That said, while they might not necessarily be historically accurate, modern day ninja characters in their black outfits are a lot of fun. And there are a lot of different places to enjoy them in Japan. The most elaborate is the Ninja Museum of Iga-ryu, located in the city of Ueno in Mie Prefecture. This is one of the birthplaces of ninjutsu (ninja arts), and today it is home to museums, shows, and classes for visitors. But even if your visit doesn't take you to Mie, there are many other places to enjoy ninja culture. Tokyo has a ninja restaurant. And there are various theme parks with ninja shows, such as the Nikko Edo Wonderland and Kyoto's Toei Studio Park.

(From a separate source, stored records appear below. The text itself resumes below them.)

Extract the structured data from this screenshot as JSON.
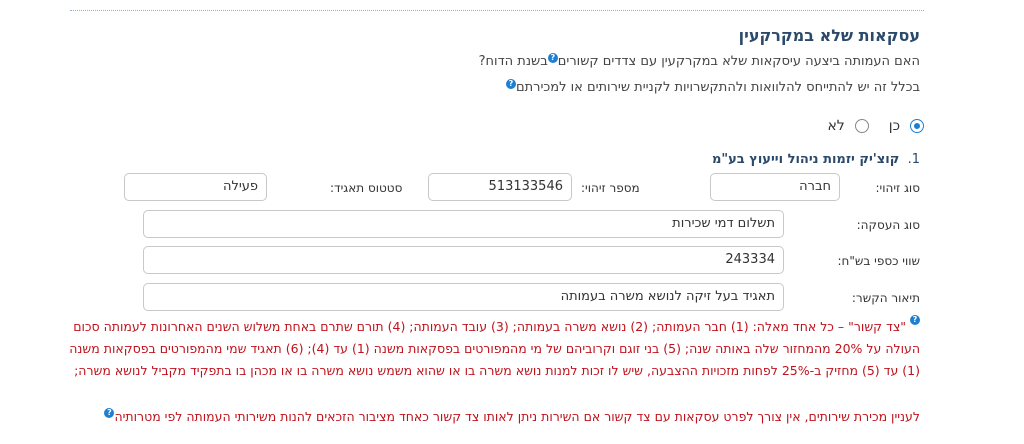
{
  "section": {
    "title": "עסקאות שלא במקרקעין",
    "question": "האם העמותה ביצעה עיסקאות שלא במקרקעין עם צדדים קשורים",
    "question_suffix": "בשנת הדוח?",
    "note": "בכלל זה יש להתייחס להלוואות ולהתקשרויות לקניית שירותים או למכירתם"
  },
  "radio": {
    "yes_label": "כן",
    "no_label": "לא",
    "selected": "yes"
  },
  "item": {
    "number": "1.",
    "name": "קוצ'יק יזמות ניהול וייעוץ בע\"מ",
    "id_type_label": "סוג זיהוי:",
    "id_type_value": "חברה",
    "id_number_label": "מספר זיהוי:",
    "id_number_value": "513133546",
    "status_label": "סטטוס תאגיד:",
    "status_value": "פעילה",
    "transaction_type_label": "סוג העסקה:",
    "transaction_type_value": "תשלום דמי שכירות",
    "value_label": "שווי כספי בש\"ח:",
    "value_value": "243334",
    "relation_label": "תיאור הקשר:",
    "relation_value": "תאגיד בעל זיקה לנושא משרה בעמותה"
  },
  "notes": {
    "related_party_definition": "\"צד קשור\" – כל אחד מאלה: (1) חבר העמותה; (2) נושא משרה בעמותה; (3) עובד העמותה; (4) תורם שתרם באחת משלוש השנים האחרונות לעמותה סכום העולה על 20% מהמחזור שלה באותה שנה; (5) בני זוגם וקרוביהם של מי מהמפורטים בפסקאות משנה (1) עד (4); (6) תאגיד שמי מהמפורטים בפסקאות משנה (1) עד (5) מחזיק ב-25% לפחות מזכויות ההצבעה, שיש לו זכות למנות נושא משרה בו או שהוא משמש נושא משרה בו או מכהן בו בתפקיד מקביל לנושא משרה;",
    "services_note": "לעניין מכירת שירותים, אין צורך לפרט עסקאות עם צד קשור אם השירות ניתן לאותו צד קשור כאחד מציבור הזכאים להנות משירותי העמותה לפי מטרותיה"
  },
  "icons": {
    "help": "question-circle-icon",
    "help_color": "#1e7fd1",
    "accent": "#2b4a6b",
    "note_color": "#c0121c"
  }
}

Born in Washington, D.C. in 1973, Matt's interest in Japan was first kindled by robot toys in his childhood. These days the whole world loves anime, sushi, and countless other aspects of Japanese culture, but things were quite different back then. After majoring in Japanese at the University of Wisconsin-Madison, Matt began working as a translator for the U.S. Patent and Trademark Office. In 2003, he and his wife, Hiroko Yoda (whom he met in the US and collaborated with on various translation projects), moved to Japan. Together they founded a company that produces the English versions of Japanese entertainment such as comics and video games. Their translations include the Fujiko Fujio manga classic Doraemon and the horror manga Dorohedoro, as well as video game titles in the Dragon Quest, Ninja Gaiden, and Gundam series.